Training Regularly Helped Me Become a Better Worker — Here's How
I've always known training helps my physical and mental well-being. I've seen myself transform into a more confident and dedicated person over the last few years that I've taken up running. I've seen myself become an athlete when I never thought that word would ever apply to me. But I never realized the impact my training was having on an entirely separate part of my life: my work.
Because the regular structure of my workday has been tossed out the window like it has for so many in recent weeks, having order in any capacity is something I've welcomed. However, just as the boundaries between work and home loosened more and more with each week, I found myself slipping out of a routine. It wasn't until a few weeks ago when I began a fairly intense training program that consisted of running, strength training, and yoga that I found my "order" again.
When the marathon I had been working toward was abruptly postponed, I had to reframe my entire year of training fairly quickly. It's with this reenergized and refocused training schedule that my work life also got a big boost. I started to notice my mood throughout the day was improving, my daily work was feeling more inspired, and the order I felt like I was lacking throughout the day suddenly reappeared. Although the impact my physical fitness routine has had on my daily productivity was something I didn't expect, it's something I'm incredibly grateful for now. Take a peek at the four ways sticking to a daily fitness schedule has helped me become a better worker.

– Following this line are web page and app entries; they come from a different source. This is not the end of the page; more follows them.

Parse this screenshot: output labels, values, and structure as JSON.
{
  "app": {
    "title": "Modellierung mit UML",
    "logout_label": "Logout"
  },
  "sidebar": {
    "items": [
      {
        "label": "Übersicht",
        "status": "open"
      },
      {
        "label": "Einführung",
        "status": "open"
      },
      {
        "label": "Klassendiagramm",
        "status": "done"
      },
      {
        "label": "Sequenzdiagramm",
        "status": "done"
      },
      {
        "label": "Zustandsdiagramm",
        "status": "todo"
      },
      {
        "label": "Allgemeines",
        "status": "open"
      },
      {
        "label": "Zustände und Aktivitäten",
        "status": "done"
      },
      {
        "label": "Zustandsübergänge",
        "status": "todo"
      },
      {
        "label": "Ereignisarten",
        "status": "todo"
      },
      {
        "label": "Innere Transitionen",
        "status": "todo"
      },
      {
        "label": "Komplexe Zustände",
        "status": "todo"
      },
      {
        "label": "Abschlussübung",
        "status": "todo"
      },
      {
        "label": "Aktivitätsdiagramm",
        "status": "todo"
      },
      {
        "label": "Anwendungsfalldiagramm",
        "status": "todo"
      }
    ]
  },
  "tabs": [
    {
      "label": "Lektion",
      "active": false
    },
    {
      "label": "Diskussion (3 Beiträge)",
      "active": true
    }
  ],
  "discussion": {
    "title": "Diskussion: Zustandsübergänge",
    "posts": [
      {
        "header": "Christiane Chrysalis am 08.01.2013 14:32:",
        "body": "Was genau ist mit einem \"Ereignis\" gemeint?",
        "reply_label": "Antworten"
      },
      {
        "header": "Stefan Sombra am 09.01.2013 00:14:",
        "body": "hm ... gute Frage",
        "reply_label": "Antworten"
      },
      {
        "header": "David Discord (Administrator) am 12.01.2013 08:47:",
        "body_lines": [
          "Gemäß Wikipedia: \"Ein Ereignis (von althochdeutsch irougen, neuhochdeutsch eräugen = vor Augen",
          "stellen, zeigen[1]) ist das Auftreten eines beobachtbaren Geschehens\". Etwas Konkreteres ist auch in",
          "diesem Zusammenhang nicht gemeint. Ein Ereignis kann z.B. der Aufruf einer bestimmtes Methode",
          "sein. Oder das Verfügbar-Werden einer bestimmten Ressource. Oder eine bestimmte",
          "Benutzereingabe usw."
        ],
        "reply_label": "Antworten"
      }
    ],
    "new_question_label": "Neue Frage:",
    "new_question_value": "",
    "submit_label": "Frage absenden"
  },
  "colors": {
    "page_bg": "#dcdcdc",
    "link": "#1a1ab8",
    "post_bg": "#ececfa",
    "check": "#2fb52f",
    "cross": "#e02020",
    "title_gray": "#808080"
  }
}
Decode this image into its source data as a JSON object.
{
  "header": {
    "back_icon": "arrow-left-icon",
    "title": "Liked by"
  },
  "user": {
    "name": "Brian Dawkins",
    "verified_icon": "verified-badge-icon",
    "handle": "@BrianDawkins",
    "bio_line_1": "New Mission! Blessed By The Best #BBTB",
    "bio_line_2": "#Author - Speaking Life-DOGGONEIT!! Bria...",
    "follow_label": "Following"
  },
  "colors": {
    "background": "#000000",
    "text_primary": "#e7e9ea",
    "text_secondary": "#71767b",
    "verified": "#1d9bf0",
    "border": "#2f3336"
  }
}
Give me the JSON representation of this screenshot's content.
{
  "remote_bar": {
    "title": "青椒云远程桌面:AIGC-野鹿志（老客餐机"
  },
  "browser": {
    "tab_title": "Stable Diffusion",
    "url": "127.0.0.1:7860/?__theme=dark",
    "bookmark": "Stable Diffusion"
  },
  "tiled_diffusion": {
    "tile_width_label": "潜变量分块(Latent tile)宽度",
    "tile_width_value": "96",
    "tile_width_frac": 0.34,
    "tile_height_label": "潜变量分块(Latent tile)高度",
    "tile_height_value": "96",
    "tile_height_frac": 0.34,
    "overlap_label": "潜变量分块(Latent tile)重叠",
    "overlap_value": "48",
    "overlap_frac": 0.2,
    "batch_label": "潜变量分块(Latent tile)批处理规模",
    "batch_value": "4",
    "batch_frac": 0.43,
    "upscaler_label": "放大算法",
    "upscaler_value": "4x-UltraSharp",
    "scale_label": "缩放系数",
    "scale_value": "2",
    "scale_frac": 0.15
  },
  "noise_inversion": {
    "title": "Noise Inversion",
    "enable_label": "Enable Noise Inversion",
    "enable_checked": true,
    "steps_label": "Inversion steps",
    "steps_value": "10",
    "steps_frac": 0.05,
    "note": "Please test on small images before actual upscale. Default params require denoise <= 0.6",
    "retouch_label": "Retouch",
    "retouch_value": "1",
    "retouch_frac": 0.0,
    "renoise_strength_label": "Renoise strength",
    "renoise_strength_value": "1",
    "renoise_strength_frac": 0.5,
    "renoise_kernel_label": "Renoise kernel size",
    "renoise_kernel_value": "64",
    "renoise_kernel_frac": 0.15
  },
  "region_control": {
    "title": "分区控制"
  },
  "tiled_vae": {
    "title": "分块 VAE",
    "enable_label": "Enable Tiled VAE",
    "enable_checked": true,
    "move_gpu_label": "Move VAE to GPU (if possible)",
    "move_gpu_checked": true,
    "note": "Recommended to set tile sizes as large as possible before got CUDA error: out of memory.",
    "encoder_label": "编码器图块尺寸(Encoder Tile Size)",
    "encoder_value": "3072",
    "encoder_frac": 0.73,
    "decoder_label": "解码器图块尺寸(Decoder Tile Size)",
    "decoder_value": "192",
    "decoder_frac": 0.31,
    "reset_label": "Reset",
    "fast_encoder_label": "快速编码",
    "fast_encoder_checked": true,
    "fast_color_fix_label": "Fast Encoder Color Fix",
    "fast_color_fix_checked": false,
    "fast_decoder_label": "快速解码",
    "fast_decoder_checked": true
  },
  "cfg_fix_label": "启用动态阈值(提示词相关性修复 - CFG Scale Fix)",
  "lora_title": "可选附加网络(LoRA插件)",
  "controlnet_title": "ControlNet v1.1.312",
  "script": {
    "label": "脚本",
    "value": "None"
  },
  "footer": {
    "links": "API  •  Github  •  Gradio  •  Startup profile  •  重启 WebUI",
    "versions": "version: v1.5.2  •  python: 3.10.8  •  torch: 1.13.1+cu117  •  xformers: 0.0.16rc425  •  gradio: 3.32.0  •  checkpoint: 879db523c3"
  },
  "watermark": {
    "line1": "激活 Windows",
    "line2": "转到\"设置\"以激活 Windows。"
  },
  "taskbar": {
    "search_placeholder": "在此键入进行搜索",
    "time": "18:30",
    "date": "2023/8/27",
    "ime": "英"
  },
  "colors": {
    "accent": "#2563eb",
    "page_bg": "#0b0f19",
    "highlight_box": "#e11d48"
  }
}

It Lets My Organized Side Shine
Planning for a marathon requires a little more foresight than just showing up on race day. There's planning out months' worth of running, balancing social engagements to allow for cross training, and doing so all while working and living life as normal each day as you can. Starting up my training plan when I hadn't expected to has caused me to reevaluate my life for the next few months and put on my "prioritizing" hat once again. Because I've become accustomed to sticking to schedules and weekly deadlines for training, I've taken that same dedication and motivation and let it trickle into my work mindset. I've found myself thinking months out for projects and setting work goals for myself each week similar to how I would while prepping for a race.
It Energizes Me
Exercising releases endorphins; endorphins make people happy — this isn't a secret or new formula. But because I'm spending a lot of my free time — especially before work — training and releasing endorphins, by the time I'm ready to take my first morning call or dive into my email, I'm fully awake and energized. In fact, I'm eager to get going. The normal Monday morning blues don't quite hit the same when I've already been up for an hour and checked something major off my to-do list. I'm not saying I'm chipper 24/7 because I work out, but knowing that an activity I enjoy just might be what sets up my workday to be a little brighter has gone a long way for me, especially during these times.
It Also Exhausts Me
But just as energized as training makes me in the a.m., it also exhausts me come nighttime. If I'm up bright and early with my run-ready gear like the UA Fly-By 2.0 Shorts ($25), by the end of the day, I'm spent. I'm ready to sign off the computer and relax for the evening. This hasn't always been the case for me. I'm one of those people who stays on the computer after regular work hours and doesn't always allow myself that work-life balance. Especially now that my home is my office, I can fall prey to this bad habit easily. But now that I'm training regularly again, I have a calendar holding me accountable to these boundaries. I either need to put work to rest for the day because I need to go on a run, or I need to sign off so I can prepare a good meal and let my body heal.
It Makes Me More Creative
A lot of my best story ideas come while I'm on a run. It took a while to get here, but training is my time when I let down all my guards. I let my mind fully press pause for a minute — something I rarely do as a New Yorker. But running has become that time for me to process my current emotions or mental state. And with that moment of reflection, I've found that I'm actually able to let my creative juices flow freely. During a run, I take in my surroundings, I observe things from a different view, I play the "what if" game. When my only thought is on keeping my body moving, my mind takes charge and the wheels get to turning. Not only am I able to refocus and help my writer mind get out of any ruts, but I'm also able to have a moment of truly uninterrupted time just to think.